He completed the study with Ohio State College of Medicine graduate students Stephanie Fanelli and Christopher Walls. The research, which was supported by a regional dairy association, is published online in Proceedings of the Nutrition Society.

The team used data from the National Health and Nutrition Examination Survey (NHANES), which collects health information on a nationally representative sample of about 5,000 people every year through interviews, laboratory tests and physical exams.

The sample for this study included 30,889 adults age 19 and older who had participated in the survey between 2005 and 2016. The Ohio State researchers analyzed data from 24-hour dietary recalls participants completed as part of the NHANES survey.

“During the recall, participants self-designate their eating occasions as a meal or a snack, and they tell you at what point in time they ate whatever food they report,” said Fanelli, first author of the study. “That’s how we determined whether someone was a breakfast eater or a breakfast skipper.”

In this sample, 15.2% of participants, or 4,924 adults, had reported skipping breakfast.

The researchers translated the food data into nutrient estimates and MyPlate equivalents using the federal Food and Nutrient Database for Dietary Studies and daily dietary guidelines, and then compared those estimates to recommended nutrient intakes established by the Food and Nutrition Board of the National Academies.

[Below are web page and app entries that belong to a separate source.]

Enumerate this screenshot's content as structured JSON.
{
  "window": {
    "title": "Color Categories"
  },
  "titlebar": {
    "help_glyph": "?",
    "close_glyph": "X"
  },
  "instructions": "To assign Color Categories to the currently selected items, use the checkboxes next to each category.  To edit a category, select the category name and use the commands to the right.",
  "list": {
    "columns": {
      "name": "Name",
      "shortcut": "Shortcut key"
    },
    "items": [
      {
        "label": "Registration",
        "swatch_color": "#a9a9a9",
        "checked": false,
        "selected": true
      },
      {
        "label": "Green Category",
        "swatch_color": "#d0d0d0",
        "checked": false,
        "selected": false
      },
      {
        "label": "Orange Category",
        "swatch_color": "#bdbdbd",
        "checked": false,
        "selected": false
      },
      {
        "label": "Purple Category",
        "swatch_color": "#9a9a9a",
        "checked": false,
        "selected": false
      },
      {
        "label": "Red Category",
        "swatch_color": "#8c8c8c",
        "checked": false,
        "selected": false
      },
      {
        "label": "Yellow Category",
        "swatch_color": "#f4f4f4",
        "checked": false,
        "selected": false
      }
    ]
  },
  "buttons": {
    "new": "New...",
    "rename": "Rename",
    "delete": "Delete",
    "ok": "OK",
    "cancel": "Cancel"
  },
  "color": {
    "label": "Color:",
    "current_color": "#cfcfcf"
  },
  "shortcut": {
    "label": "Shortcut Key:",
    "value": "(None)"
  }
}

On several key recommendations measured, from fiber and magnesium to copper and zinc, breakfast skippers had taken in fewer vitamins and minerals than people who had eaten breakfast. The differences were most pronounced for folate, calcium, iron, and vitamins A, B1, B2, B3, C and D.

“We found those who skipped breakfast were significantly more likely not to meet the bottom threshold of what we hope to see people eat,” Fanelli said.

Compared to the Healthy Eating Index-2015, which assesses how well a set of foods aligns with federal recommendations, breakfast skippers also had an overall lower-quality diet than those who ate breakfast.

For example, breakfast skippers were more likely than those who noshed in the morning to eat more added sugars, carbohydrates and total fat over the course of the day – in part because of higher levels of snacking.

“Snacking is basically contributing a meal’s worth of calorie intakes for people who skipped breakfast,” Taylor said. “People who ate breakfast ate more total calories than people who didn’t eat breakfast, but the lunch, dinner and snacks were much larger for people who skipped breakfast, and tended to be of a lower diet quality.”

While the data represent a single day in each participant’s life, the huge sample provides a “nationally representative snapshot for the day,” Taylor said.

“It shows that those who skipped breakfast had one nutrient profile and those who ate breakfast had a different nutrient profile,” he said. “It helps us identify on any given day that this percentage of people are more likely to be skipping breakfast. And on that day, their dietary intake pattern showed that their consumption didn’t capture those extra nutrients that they have basically missed at breakfast.”

Source: The Ohio State University